In the past, it was common to craft a language model for every processing task. But transformers have led to the creation of models that can be applied to multiple tasks. These are known as pre-trained models, which capture knowledge of language processing in a network that can then be easily adapted to a variety of tasks.

For example, an additional layer could be added to a pre-trained model to implement a document classifier. The augmented network could then be trained using supervised learning techniques to learn document categories without having to learn a language model.

The end result is that in just a few short years, transformers have massively improved an AI’s ability to understand language and greatly expanded the number of applications that can leverage NLP.

GPT-3 & the future of NLP

Natural language has evolved from building an abstract model of grammar to building deep neural networks that learn from data. The success of transformers is built on the combination of advances in computing and improvements in theory and algorithm design, enabling them to solve problems around context and the relationship between words that is essential to modeling understanding.

That modeling is not just evolving, but accelerating through these new techniques. In just a few years, OpenAI’s GPT has gone through three iterations, with the latest, GPT-3, having 175 billion machine learning parameters. The GPT-3 language model now generates the most human-like natural language to date.

For example, The Guardian recently used GPT-3 to write an op-ed piece to persuade humans that AI is not an existential threat. In benchmark tests of language translation, GPT-3 achieved state of the art performance in both English-to-German and English-to-French translation.

Where does natural language processing go from here? GPT-3 and its successors will significantly change user interfaces, business intelligence, and language translation.

The next-generation model, GPT-4 will likely have trillions of parameters that go beyond just language processing to tasks that require other forms of intelligence, such as vision. For example, GPT-4 may combine language with video processing. Transformers have enabled the most effective artificial implementation of Chomsky’s language organ.

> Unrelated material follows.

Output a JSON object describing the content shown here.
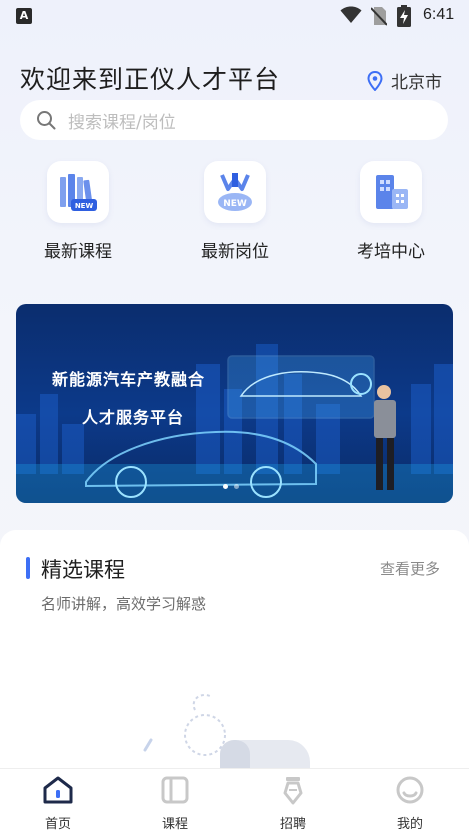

Transformer technology will be the basis for conversational interfaces. Certainly keyboards and pointing devices will continue to be the dominant way of interacting with machines for some time but developers will now have the option of creating conversational interfaces. This will be particularly useful in emerging applications, such as the use of robotics in elder care.

Business intelligence and analytics have been largely constrained to working with numeric data. The ability to analyze large volumes of text will accelerate research, particularly in biomedical research, which has tens of millions of scientific publications widely available. Automated translation will also significantly reduce the cost of conducting business in different languages.

Advances in NLP theory are not enough though, as the size of models needed to model human languages are so large they can only be built using large volumes of computing resources and extensive corpora of written language. Looking ahead, the scalability of transformers will enable larger and more expansive models that go beyond just language processing to integrate multiple forms of intelligence in a single model.